As the media spotlight becomes increasingly focused on our day-to-day lives, a common experience is being broadcast and published more and more: dog attacks. As public outcry increases when these dog attacks occur, there are some interesting legal and social issues that arise when considering these incidents. But whose fault really is it? Dogs are at the whim of humans, and in many cases are victims themselves.
In the United Kingdom, it is illegal to let your dog be dangerously out of control anywhere in a public place. However, it is also illegal to let your dog be dangerously out of control in your own home, or in another private place such as a neighbour's house or garden. This means that training is absolutely vital to prevent your dog from being seen as a risk, even if you never let them out of your house. The Dogs Act is at the root of English dog bite law, and it permitted Courts to order the destruction of dangerous dogs. Parts of the Act were replaced by the 1991 Dangerous Dogs Act, which significantly toughened the approach.
In a recent TV episode of Judge Rinder, the claimant, Mr Veneziani, received wounds to his arm and hand when another dog grabbed his dog by the scruff. When attempting to break the fight up, his own dog bit him on the hand. Judge Rinder found that Mr Veneziani, and his dog, were not at fault: the other party, Mrs Lawson, had let her dog run without a leash, and the dog was out of control.
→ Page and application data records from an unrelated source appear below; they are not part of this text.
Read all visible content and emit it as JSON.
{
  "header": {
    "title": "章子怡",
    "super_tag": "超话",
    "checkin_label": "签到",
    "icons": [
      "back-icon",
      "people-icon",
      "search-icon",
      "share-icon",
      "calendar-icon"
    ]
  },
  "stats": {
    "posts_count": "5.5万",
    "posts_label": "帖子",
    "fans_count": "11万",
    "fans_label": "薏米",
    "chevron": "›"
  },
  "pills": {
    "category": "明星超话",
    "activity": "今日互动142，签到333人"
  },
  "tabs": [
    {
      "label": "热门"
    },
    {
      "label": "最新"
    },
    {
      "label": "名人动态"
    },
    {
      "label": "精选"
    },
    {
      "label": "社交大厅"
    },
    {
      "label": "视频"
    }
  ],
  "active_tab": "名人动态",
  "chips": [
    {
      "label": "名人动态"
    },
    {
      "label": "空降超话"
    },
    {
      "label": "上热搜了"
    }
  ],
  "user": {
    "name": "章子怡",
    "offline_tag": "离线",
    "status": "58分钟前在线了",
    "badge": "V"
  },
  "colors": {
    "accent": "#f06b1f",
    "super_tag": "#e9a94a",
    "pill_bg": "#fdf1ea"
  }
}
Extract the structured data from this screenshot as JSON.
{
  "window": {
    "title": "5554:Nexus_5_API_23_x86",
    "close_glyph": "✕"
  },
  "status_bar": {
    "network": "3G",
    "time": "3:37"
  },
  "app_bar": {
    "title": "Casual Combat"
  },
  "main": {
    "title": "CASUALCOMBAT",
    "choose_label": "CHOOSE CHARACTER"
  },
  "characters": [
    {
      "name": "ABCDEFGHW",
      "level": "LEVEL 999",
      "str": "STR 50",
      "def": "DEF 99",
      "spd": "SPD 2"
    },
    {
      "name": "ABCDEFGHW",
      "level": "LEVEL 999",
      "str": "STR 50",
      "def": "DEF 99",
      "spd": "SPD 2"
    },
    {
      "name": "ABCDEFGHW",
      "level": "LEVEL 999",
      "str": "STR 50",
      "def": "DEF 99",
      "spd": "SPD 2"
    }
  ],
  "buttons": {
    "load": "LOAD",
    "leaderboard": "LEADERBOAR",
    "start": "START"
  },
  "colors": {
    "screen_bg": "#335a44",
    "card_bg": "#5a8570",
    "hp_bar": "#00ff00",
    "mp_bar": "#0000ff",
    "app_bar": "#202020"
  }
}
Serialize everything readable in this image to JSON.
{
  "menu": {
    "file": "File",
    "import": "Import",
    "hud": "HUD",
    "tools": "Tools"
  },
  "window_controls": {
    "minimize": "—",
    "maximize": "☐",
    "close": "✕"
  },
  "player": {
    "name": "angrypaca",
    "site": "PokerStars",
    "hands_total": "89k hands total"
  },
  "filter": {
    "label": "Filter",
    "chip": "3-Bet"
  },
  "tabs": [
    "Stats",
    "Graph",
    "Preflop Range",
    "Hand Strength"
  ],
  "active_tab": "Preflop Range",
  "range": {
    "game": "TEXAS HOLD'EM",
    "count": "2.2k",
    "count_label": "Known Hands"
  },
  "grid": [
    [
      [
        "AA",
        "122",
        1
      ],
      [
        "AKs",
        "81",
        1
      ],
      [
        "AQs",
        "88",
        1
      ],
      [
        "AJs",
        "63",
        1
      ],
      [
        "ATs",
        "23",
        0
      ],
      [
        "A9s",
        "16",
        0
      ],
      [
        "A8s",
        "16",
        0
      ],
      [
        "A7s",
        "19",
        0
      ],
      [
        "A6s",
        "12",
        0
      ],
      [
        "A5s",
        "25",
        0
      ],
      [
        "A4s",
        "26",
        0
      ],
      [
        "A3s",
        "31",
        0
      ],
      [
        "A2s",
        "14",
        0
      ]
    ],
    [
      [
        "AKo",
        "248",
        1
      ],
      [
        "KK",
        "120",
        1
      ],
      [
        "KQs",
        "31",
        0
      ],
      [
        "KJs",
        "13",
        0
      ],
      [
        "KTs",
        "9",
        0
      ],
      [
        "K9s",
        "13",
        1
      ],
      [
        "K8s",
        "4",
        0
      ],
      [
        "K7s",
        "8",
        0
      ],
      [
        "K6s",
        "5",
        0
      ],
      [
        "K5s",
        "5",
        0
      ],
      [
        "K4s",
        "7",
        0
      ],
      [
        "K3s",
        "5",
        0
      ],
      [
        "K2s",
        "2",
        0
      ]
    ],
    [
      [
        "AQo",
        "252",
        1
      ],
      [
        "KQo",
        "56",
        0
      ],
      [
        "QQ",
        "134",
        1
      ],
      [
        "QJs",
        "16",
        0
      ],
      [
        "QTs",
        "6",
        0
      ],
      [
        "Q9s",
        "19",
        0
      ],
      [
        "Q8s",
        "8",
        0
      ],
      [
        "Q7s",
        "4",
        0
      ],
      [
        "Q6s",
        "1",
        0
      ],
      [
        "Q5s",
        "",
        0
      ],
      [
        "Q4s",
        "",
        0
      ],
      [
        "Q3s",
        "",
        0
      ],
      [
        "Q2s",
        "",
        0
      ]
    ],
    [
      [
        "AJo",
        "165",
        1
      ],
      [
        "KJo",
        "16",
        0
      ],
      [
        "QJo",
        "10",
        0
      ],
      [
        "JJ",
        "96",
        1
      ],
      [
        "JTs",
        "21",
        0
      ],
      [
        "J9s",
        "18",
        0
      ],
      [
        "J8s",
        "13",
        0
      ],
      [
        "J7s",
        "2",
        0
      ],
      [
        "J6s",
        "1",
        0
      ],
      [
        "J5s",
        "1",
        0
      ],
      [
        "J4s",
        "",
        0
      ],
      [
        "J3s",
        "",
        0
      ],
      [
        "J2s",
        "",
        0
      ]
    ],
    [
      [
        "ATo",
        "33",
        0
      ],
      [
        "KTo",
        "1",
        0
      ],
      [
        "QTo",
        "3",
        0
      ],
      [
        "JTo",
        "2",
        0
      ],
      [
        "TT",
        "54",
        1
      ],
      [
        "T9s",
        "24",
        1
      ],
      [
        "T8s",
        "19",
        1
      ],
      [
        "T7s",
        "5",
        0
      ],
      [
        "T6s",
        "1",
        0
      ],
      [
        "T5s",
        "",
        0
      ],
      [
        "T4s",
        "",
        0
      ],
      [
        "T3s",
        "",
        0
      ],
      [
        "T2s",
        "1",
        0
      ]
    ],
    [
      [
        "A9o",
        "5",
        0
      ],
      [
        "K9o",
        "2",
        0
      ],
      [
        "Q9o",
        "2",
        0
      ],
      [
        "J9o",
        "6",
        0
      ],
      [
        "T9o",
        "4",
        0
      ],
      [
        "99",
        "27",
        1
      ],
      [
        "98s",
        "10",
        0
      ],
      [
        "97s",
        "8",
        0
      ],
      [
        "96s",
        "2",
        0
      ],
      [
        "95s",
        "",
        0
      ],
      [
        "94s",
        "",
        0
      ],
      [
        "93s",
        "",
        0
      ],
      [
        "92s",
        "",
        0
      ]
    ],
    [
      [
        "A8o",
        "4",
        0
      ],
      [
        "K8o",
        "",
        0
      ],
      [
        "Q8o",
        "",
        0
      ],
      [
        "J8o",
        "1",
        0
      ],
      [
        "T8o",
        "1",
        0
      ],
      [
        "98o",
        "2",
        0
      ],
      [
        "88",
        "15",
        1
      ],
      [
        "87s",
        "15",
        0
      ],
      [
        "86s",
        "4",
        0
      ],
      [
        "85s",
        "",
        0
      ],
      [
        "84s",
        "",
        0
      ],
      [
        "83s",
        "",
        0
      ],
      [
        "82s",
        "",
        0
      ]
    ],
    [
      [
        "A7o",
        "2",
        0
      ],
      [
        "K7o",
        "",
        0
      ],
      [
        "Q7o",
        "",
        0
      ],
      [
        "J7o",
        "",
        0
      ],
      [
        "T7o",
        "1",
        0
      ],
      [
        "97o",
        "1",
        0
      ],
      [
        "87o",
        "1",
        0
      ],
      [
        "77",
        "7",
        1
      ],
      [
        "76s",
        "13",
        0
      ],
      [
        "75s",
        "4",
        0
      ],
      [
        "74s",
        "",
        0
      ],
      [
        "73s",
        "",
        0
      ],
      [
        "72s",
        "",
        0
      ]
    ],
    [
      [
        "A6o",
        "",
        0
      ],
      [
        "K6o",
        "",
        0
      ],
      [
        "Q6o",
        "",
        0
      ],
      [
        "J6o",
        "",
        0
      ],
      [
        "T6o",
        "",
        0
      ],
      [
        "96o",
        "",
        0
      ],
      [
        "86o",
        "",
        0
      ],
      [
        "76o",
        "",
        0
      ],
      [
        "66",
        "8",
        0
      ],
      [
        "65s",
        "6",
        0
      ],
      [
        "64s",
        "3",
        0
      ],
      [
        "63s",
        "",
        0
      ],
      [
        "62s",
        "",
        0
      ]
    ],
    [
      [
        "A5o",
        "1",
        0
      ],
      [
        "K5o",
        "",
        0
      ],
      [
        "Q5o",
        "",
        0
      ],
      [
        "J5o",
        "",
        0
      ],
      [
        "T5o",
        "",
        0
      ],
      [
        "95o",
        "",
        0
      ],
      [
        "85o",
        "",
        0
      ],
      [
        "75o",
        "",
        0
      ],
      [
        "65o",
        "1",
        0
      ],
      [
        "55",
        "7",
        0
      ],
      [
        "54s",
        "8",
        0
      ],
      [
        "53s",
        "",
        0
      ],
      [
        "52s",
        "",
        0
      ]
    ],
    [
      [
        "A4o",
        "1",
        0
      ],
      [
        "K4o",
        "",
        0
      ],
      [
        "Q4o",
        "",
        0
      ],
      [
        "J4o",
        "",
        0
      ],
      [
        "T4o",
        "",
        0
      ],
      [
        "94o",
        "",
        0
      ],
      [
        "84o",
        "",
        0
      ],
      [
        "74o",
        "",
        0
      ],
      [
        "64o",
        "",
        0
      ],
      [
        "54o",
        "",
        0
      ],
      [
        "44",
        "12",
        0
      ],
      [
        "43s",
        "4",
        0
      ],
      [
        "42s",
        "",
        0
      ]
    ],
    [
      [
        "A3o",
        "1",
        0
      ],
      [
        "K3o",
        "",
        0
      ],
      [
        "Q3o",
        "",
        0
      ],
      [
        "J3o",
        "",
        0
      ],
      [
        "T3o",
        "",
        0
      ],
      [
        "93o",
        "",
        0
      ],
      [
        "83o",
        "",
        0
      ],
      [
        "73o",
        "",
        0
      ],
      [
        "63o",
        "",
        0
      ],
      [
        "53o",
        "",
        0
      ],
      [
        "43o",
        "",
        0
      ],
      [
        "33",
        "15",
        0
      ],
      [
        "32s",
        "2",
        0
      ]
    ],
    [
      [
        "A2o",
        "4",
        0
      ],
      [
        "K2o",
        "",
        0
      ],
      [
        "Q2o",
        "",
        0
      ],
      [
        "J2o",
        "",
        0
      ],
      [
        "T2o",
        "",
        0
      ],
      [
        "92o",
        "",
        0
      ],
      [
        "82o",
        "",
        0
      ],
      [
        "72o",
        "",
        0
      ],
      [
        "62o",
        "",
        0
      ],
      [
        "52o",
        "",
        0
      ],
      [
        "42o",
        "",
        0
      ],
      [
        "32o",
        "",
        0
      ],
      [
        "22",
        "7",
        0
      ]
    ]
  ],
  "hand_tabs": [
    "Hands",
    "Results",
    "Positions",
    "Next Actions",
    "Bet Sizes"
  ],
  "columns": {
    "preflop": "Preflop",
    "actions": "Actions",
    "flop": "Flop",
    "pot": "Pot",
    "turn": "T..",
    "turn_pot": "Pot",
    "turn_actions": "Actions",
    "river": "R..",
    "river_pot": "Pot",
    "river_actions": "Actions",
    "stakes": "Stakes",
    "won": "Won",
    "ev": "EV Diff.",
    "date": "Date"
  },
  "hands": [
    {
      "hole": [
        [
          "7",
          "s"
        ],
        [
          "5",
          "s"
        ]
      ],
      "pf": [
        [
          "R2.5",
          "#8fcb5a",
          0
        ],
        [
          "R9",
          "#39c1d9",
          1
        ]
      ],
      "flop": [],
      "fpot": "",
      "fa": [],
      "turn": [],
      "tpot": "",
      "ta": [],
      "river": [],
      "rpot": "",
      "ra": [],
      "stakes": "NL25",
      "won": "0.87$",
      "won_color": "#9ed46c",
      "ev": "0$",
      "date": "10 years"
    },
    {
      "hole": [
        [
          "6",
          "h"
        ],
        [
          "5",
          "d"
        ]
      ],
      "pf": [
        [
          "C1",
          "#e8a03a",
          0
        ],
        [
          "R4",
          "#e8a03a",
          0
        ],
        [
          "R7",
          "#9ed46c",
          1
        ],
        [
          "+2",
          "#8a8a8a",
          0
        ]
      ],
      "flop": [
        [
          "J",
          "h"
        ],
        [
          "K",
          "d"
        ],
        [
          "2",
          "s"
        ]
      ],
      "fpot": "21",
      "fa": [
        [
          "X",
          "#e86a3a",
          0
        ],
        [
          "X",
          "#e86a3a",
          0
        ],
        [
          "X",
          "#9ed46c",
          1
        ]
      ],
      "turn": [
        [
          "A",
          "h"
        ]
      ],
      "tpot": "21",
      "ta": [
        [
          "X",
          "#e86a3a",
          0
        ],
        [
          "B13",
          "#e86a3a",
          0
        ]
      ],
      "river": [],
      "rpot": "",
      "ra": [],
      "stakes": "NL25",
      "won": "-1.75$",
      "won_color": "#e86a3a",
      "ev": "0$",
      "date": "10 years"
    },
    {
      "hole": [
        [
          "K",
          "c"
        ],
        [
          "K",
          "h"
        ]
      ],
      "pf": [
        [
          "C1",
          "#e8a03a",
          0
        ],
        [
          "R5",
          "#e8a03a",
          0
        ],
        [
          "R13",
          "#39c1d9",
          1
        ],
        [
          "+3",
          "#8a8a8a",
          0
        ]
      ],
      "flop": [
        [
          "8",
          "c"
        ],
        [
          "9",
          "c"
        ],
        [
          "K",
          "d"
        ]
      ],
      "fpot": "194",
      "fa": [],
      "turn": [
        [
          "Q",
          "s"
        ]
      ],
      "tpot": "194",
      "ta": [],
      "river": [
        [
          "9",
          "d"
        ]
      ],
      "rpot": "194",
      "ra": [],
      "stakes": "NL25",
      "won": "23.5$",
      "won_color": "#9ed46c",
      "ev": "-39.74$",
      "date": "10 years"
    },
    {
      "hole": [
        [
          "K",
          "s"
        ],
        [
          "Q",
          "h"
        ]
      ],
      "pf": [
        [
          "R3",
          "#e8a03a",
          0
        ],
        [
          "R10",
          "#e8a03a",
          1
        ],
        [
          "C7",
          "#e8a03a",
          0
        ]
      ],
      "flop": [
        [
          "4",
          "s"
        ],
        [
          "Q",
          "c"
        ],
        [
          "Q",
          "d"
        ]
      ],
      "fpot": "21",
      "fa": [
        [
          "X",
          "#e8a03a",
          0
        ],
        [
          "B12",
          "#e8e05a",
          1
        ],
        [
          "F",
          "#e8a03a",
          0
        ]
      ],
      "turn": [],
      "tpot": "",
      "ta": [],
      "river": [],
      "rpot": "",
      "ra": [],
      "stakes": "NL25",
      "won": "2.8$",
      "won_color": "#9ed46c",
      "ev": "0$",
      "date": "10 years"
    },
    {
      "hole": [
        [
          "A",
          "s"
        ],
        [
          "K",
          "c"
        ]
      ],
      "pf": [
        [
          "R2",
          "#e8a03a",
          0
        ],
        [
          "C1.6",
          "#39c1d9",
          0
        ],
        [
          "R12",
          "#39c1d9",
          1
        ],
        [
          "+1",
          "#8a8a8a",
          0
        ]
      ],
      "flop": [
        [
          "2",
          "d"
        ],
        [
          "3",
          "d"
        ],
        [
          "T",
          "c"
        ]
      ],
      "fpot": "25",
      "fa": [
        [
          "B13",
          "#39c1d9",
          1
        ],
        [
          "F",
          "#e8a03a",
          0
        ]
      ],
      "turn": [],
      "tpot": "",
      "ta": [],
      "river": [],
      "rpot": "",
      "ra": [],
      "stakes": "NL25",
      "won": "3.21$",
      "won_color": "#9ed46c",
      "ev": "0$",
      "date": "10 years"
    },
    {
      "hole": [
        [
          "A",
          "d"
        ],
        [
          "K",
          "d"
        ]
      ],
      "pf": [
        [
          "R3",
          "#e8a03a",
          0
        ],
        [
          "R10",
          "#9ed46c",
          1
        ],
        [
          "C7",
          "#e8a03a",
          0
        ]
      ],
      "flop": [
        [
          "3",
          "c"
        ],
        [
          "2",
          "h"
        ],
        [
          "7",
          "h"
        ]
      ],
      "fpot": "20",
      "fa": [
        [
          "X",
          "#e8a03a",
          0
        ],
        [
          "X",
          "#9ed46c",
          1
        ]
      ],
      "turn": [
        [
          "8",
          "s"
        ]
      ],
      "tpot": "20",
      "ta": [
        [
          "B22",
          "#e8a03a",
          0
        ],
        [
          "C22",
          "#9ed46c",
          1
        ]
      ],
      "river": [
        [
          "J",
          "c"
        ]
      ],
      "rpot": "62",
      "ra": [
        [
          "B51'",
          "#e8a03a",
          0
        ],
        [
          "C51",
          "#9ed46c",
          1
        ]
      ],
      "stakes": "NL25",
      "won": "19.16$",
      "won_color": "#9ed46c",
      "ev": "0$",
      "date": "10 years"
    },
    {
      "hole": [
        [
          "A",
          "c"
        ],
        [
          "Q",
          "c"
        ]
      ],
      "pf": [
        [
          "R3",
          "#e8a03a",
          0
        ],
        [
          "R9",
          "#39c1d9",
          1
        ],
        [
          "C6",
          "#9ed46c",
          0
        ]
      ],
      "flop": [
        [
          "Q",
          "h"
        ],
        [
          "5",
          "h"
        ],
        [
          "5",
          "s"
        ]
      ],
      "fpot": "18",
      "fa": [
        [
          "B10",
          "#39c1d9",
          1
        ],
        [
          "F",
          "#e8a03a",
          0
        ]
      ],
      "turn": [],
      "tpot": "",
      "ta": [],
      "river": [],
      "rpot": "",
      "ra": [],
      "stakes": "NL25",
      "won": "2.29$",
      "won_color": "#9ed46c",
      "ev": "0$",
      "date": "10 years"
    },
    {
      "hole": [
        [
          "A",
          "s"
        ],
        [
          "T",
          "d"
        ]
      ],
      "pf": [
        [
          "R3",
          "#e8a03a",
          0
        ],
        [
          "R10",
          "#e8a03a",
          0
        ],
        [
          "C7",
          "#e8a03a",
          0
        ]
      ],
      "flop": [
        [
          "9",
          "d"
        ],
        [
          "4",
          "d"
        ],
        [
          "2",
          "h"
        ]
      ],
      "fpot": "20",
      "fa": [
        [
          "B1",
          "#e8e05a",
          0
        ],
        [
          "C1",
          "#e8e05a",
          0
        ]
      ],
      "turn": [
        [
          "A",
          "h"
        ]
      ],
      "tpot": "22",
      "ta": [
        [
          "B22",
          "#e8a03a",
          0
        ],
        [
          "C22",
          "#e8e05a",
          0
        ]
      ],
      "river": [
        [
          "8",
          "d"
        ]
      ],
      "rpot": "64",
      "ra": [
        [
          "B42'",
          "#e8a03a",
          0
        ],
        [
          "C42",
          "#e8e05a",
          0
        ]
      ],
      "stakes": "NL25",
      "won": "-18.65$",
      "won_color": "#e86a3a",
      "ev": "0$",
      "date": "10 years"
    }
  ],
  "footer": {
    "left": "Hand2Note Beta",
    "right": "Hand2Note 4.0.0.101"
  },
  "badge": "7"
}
In the Judge Rinder case, Mr Veneziani agreed that Mrs Lawson's dog should be given another chance; but in most dog attack cases it is usually the dog who suffers the harshest consequences, by being destroyed. The owner is also not without punishment: they can be fined, or even imprisoned. Another aspect of the remedy for a dog attack is making a personal injury claim. To make a personal injury claim, you must be able to show that the dog's owner knew, or ought to have known, that the dog was dangerous and liable to attack. Georgia Briscoe, head of the legal team for Patient Claim Line - sponsor of the show - states that a TV show can decide for small claims but when facing life threatening situations - like a dog bite - proper legal advice is needed.
In other cases, the dog may be the victim. At the 2015 Crufts competition, an award-winning Irish setter, Jagger, died within 36 hours of competing. Jagger's owner believed that Jagger had been poisoned by another competitor's owner, however it is currently thought that the poisoning actually happened some time after Jagger left the event. The title of ‘best in show’ is highly prized and, unfortunately, dogs can be at risk of being subjected to the malicious actions of other owners. As much as we may read about dog bite incidents in the news, there are no doubt just as many cases of neglect or outright cruelty to dogs. This just goes to show the degree to which we need to safeguard dogs from suffering as well.
While both dogs and people have been known to hurt each other, in most cases they get along well. Dogs are known as “man's best friend” for a reason: they are loyal, protective, and display constant affection and love for their owners. As the coverage of dog attacks is on the rise, we must also remember to look out for our furry friends and ensure that they are looked after and protected. Whether it is a person that has been hurt, or a dog that has been harmed, we should look to methods for how to prevent these things from occurring, rather than focusing on who is to blame.